argument of lack of factual allegations moot. [DN 16]. As
Sims filed a Motion for Leave to File an Amended Complaint to
cure any deficiencies in the original Complaint, the Court
must first address whether it will grant Sims' Motion for
Leave to File an Amended Complaint. [DN 16].
Motion to Amend
motion for leave to file an amended complaint is governed by
Fed.R.Civ.P. 15(a)(2) which states that “a party may
amend its pleading only with the opposing party's written
consent or the court's leave.” A district court
should freely grant a plaintiff leave to amend a pleading
“when justice so requires.” Fed.R.Civ.P.
15(a)(2). However, a district court may deny a motion to
amend where there is “undue delay, bad faith or
dilatory motive on the part of the movant, repeated failure
to cure deficiencies by amendments previously allowed, undue
prejudice to the opposing party by virtue of allowance of the
amendment, futility of amendment, etc.” Foman v.
Davis, 371 U.S. 178, 182 (1962).
Waiver of Arguments
Atrium's Response to Sims' Motion to Amend, Atrium
argues that the motion should be denied “because

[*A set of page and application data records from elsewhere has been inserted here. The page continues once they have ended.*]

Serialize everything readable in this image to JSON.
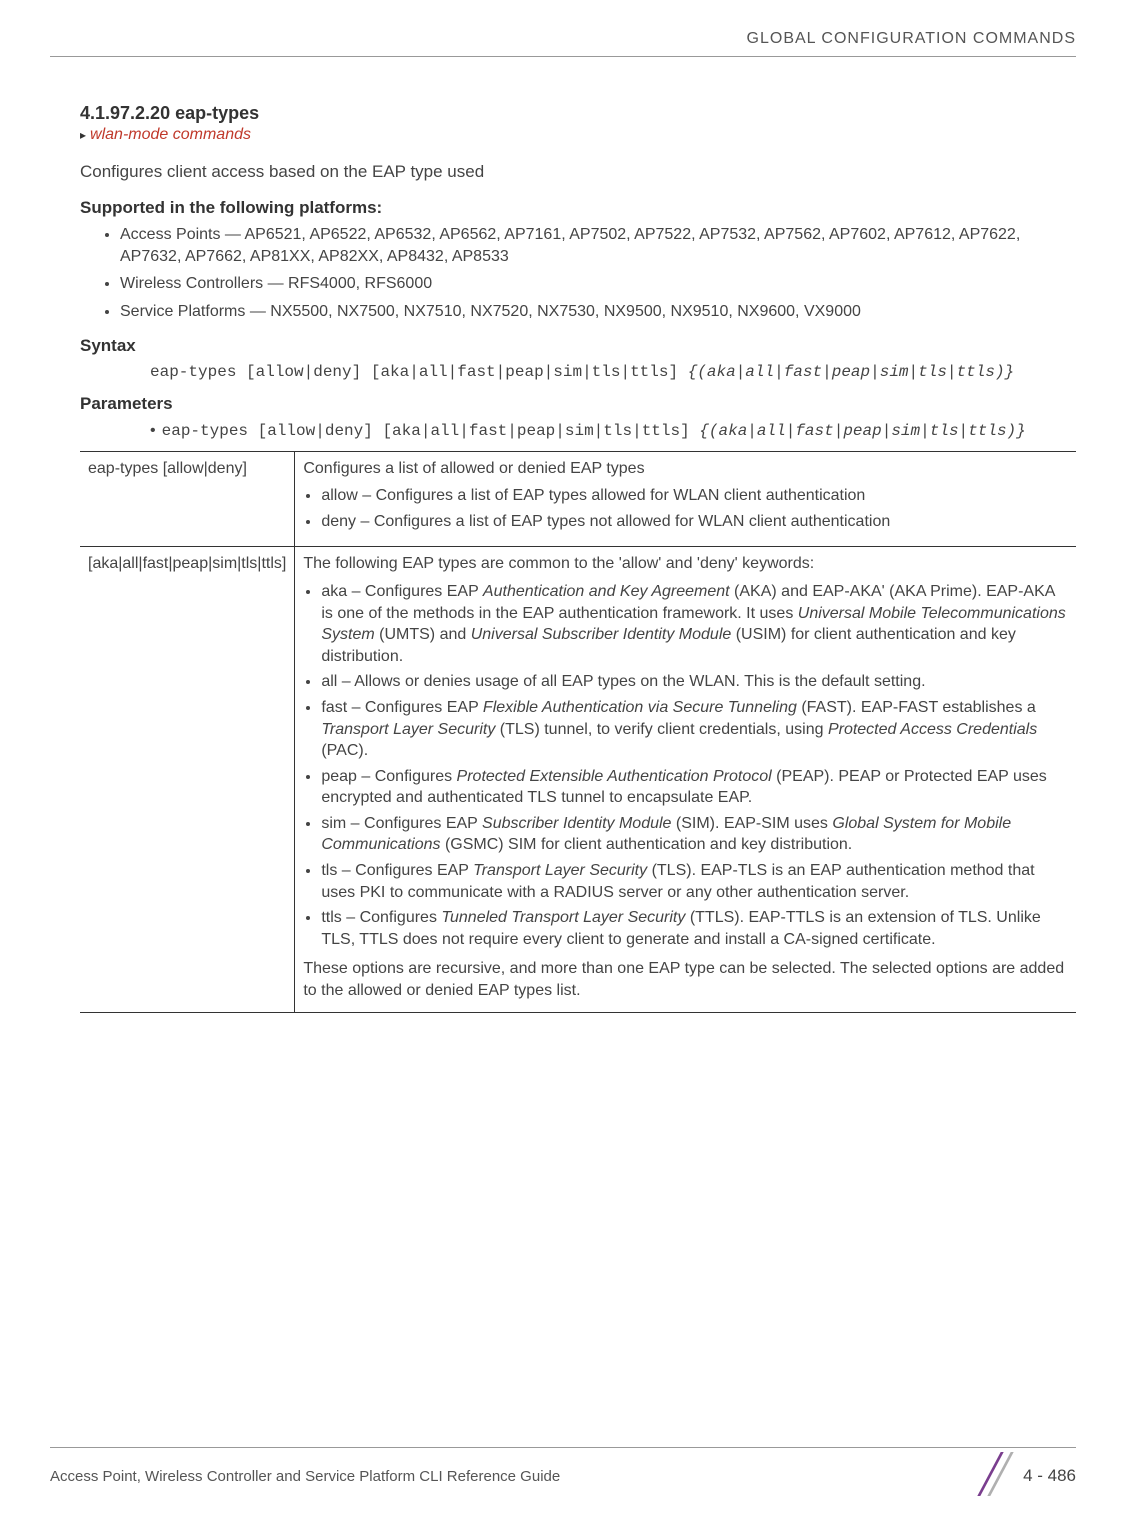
{
  "header": "GLOBAL CONFIGURATION COMMANDS",
  "section": {
    "number": "4.1.97.2.20 eap-types",
    "breadcrumb": "wlan-mode commands",
    "intro": "Configures client access based on the EAP type used"
  },
  "supported": {
    "heading": "Supported in the following platforms:",
    "items": [
      "Access Points — AP6521, AP6522, AP6532, AP6562, AP7161, AP7502, AP7522, AP7532, AP7562, AP7602, AP7612, AP7622, AP7632, AP7662, AP81XX, AP82XX, AP8432, AP8533",
      "Wireless Controllers — RFS4000, RFS6000",
      "Service Platforms — NX5500, NX7500, NX7510, NX7520, NX7530, NX9500, NX9510, NX9600, VX9000"
    ]
  },
  "syntax": {
    "heading": "Syntax",
    "line_plain": "eap-types [allow|deny] [aka|all|fast|peap|sim|tls|ttls] ",
    "line_ital": "{(aka|all|fast|peap|sim|tls|ttls)}"
  },
  "parameters": {
    "heading": "Parameters",
    "line_plain": "eap-types [allow|deny] [aka|all|fast|peap|sim|tls|ttls] ",
    "line_ital": "{(aka|all|fast|peap|sim|tls|ttls)}"
  },
  "table": {
    "row1": {
      "left": "eap-types [allow|deny]",
      "desc": "Configures a list of allowed or denied EAP types",
      "bullets": [
        "allow – Configures a list of EAP types allowed for WLAN client authentication",
        "deny – Configures a list of EAP types not allowed for WLAN client authentication"
      ]
    },
    "row2": {
      "left": "[aka|all|fast|peap|sim|tls|ttls]",
      "desc": "The following EAP types are common to the 'allow' and 'deny' keywords:",
      "bullets": [
        "aka – Configures EAP <i>Authentication and Key Agreement</i> (AKA) and EAP-AKA' (AKA Prime). EAP-AKA is one of the methods in the EAP authentication framework. It uses <i>Universal Mobile Telecommunications System</i> (UMTS) and <i>Universal Subscriber Identity Module</i> (USIM) for client authentication and key distribution.",
        "all – Allows or denies usage of all EAP types on the WLAN. This is the default setting.",
        "fast – Configures EAP <i>Flexible Authentication via Secure Tunneling</i> (FAST). EAP-FAST establishes a <i>Transport Layer Security</i> (TLS) tunnel, to verify client credentials, using <i>Protected Access Credentials</i> (PAC).",
        "peap – Configures <i>Protected Extensible Authentication Protocol</i> (PEAP). PEAP or Protected EAP uses encrypted and authenticated TLS tunnel to encapsulate EAP.",
        "sim – Configures EAP <i>Subscriber Identity Module</i> (SIM). EAP-SIM uses <i>Global System for Mobile Communications</i> (GSMC) SIM for client authentication and key distribution.",
        "tls – Configures EAP <i>Transport Layer Security</i> (TLS). EAP-TLS is an EAP authentication method that uses PKI to communicate with a RADIUS server or any other authentication server.",
        "ttls – Configures <i>Tunneled Transport Layer Security</i> (TTLS). EAP-TTLS is an extension of TLS. Unlike TLS, TTLS does not require every client to generate and install a CA-signed certificate."
      ],
      "footer": "These options are recursive, and more than one EAP type can be selected. The selected options are added to the allowed or denied EAP types list."
    }
  },
  "footer": {
    "left": "Access Point, Wireless Controller and Service Platform CLI Reference Guide",
    "page": "4 - 486"
  }
}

amendment is futile where Plaintiff has waived opposition to
Atrium's dismissal arguments by failing to address them
in his response to Atrium's motion to dismiss.” [DN
18 at 2]. As per the Court's July 16, 2018 Order, if the
Court grants Sims' Motion to Amend, Atrium's Motion
to Dismiss will be moot. [DN 15]. As such, Sims' response
in his Opposition to the Motion to Dismiss is of no
consequence to his Motion to Amend. [DN 13].